── Working data ──

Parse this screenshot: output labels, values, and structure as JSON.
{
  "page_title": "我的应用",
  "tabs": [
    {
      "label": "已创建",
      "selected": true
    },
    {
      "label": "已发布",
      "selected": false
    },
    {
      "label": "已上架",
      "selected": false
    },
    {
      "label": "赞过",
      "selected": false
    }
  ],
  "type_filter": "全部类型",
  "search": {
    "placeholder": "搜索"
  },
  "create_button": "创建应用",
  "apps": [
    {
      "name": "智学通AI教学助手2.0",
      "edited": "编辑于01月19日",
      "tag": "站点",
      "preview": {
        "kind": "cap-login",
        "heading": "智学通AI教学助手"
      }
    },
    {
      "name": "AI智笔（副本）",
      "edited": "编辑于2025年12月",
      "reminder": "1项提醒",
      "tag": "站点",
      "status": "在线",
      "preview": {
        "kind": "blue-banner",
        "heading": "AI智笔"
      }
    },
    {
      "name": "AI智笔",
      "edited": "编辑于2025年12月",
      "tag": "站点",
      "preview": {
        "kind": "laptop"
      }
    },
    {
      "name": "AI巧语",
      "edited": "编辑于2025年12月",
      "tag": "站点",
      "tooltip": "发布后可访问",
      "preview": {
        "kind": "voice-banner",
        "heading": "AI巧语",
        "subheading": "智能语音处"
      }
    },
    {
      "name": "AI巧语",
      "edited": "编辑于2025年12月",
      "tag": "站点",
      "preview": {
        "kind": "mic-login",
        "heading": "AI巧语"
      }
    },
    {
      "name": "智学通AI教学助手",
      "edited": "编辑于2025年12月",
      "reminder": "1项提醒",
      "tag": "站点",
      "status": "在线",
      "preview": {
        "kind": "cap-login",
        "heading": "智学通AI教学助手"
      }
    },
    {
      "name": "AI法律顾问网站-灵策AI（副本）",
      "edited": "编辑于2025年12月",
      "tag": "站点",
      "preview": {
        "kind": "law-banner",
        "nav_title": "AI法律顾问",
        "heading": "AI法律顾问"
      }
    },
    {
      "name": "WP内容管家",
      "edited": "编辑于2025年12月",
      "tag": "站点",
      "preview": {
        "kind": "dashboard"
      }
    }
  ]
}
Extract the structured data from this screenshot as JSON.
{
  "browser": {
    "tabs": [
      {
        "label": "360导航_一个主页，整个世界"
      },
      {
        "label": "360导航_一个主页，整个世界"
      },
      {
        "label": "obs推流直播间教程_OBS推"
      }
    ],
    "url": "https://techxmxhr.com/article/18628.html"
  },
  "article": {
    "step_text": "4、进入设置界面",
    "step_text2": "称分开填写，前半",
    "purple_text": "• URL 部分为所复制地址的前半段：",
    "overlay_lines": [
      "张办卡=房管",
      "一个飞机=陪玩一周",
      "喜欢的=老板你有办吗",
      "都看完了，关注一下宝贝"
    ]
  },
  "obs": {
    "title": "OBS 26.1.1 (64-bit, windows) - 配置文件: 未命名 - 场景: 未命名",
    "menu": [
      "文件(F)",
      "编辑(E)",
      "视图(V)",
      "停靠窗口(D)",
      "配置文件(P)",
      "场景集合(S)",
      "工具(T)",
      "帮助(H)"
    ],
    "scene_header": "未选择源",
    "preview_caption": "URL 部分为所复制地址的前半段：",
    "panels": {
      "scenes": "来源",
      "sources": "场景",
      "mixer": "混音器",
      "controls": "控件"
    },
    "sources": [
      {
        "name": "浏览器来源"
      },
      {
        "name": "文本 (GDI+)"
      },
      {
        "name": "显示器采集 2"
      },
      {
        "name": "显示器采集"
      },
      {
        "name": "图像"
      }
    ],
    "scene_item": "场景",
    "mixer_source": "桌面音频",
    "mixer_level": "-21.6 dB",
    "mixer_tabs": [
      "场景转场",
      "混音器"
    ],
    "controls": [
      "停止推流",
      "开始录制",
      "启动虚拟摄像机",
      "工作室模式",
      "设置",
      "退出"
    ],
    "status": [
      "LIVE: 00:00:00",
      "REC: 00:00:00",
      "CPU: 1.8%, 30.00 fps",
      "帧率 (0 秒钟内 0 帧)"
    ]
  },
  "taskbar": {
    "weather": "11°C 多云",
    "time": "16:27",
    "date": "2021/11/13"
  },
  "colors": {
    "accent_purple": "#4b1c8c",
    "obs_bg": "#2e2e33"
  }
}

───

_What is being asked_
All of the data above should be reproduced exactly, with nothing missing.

_Solution_
Parse this screenshot: output labels, values, and structure as JSON.
{
  "page_title": "我的应用",
  "tabs": [
    {
      "label": "已创建",
      "selected": true
    },
    {
      "label": "已发布",
      "selected": false
    },
    {
      "label": "已上架",
      "selected": false
    },
    {
      "label": "赞过",
      "selected": false
    }
  ],
  "type_filter": "全部类型",
  "search": {
    "placeholder": "搜索"
  },
  "create_button": "创建应用",
  "apps": [
    {
      "name": "智学通AI教学助手2.0",
      "edited": "编辑于01月19日",
      "tag": "站点",
      "preview": {
        "kind": "cap-login",
        "heading": "智学通AI教学助手"
      }
    },
    {
      "name": "AI智笔（副本）",
      "edited": "编辑于2025年12月",
      "reminder": "1项提醒",
      "tag": "站点",
      "status": "在线",
      "preview": {
        "kind": "blue-banner",
        "heading": "AI智笔"
      }
    },
    {
      "name": "AI智笔",
      "edited": "编辑于2025年12月",
      "tag": "站点",
      "preview": {
        "kind": "laptop"
      }
    },
    {
      "name": "AI巧语",
      "edited": "编辑于2025年12月",
      "tag": "站点",
      "tooltip": "发布后可访问",
      "preview": {
        "kind": "voice-banner",
        "heading": "AI巧语",
        "subheading": "智能语音处"
      }
    },
    {
      "name": "AI巧语",
      "edited": "编辑于2025年12月",
      "tag": "站点",
      "preview": {
        "kind": "mic-login",
        "heading": "AI巧语"
      }
    },
    {
      "name": "智学通AI教学助手",
      "edited": "编辑于2025年12月",
      "reminder": "1项提醒",
      "tag": "站点",
      "status": "在线",
      "preview": {
        "kind": "cap-login",
        "heading": "智学通AI教学助手"
      }
    },
    {
      "name": "AI法律顾问网站-灵策AI（副本）",
      "edited": "编辑于2025年12月",
      "tag": "站点",
      "preview": {
        "kind": "law-banner",
        "nav_title": "AI法律顾问",
        "heading": "AI法律顾问"
      }
    },
    {
      "name": "WP内容管家",
      "edited": "编辑于2025年12月",
      "tag": "站点",
      "preview": {
        "kind": "dashboard"
      }
    }
  ]
}
Extract the structured data from this screenshot as JSON.
{
  "browser": {
    "tabs": [
      {
        "label": "360导航_一个主页，整个世界"
      },
      {
        "label": "360导航_一个主页，整个世界"
      },
      {
        "label": "obs推流直播间教程_OBS推"
      }
    ],
    "url": "https://techxmxhr.com/article/18628.html"
  },
  "article": {
    "step_text": "4、进入设置界面",
    "step_text2": "称分开填写，前半",
    "purple_text": "• URL 部分为所复制地址的前半段：",
    "overlay_lines": [
      "张办卡=房管",
      "一个飞机=陪玩一周",
      "喜欢的=老板你有办吗",
      "都看完了，关注一下宝贝"
    ]
  },
  "obs": {
    "title": "OBS 26.1.1 (64-bit, windows) - 配置文件: 未命名 - 场景: 未命名",
    "menu": [
      "文件(F)",
      "编辑(E)",
      "视图(V)",
      "停靠窗口(D)",
      "配置文件(P)",
      "场景集合(S)",
      "工具(T)",
      "帮助(H)"
    ],
    "scene_header": "未选择源",
    "preview_caption": "URL 部分为所复制地址的前半段：",
    "panels": {
      "scenes": "来源",
      "sources": "场景",
      "mixer": "混音器",
      "controls": "控件"
    },
    "sources": [
      {
        "name": "浏览器来源"
      },
      {
        "name": "文本 (GDI+)"
      },
      {
        "name": "显示器采集 2"
      },
      {
        "name": "显示器采集"
      },
      {
        "name": "图像"
      }
    ],
    "scene_item": "场景",
    "mixer_source": "桌面音频",
    "mixer_level": "-21.6 dB",
    "mixer_tabs": [
      "场景转场",
      "混音器"
    ],
    "controls": [
      "停止推流",
      "开始录制",
      "启动虚拟摄像机",
      "工作室模式",
      "设置",
      "退出"
    ],
    "status": [
      "LIVE: 00:00:00",
      "REC: 00:00:00",
      "CPU: 1.8%, 30.00 fps",
      "帧率 (0 秒钟内 0 帧)"
    ]
  },
  "taskbar": {
    "weather": "11°C 多云",
    "time": "16:27",
    "date": "2021/11/13"
  },
  "colors": {
    "accent_purple": "#4b1c8c",
    "obs_bg": "#2e2e33"
  }
}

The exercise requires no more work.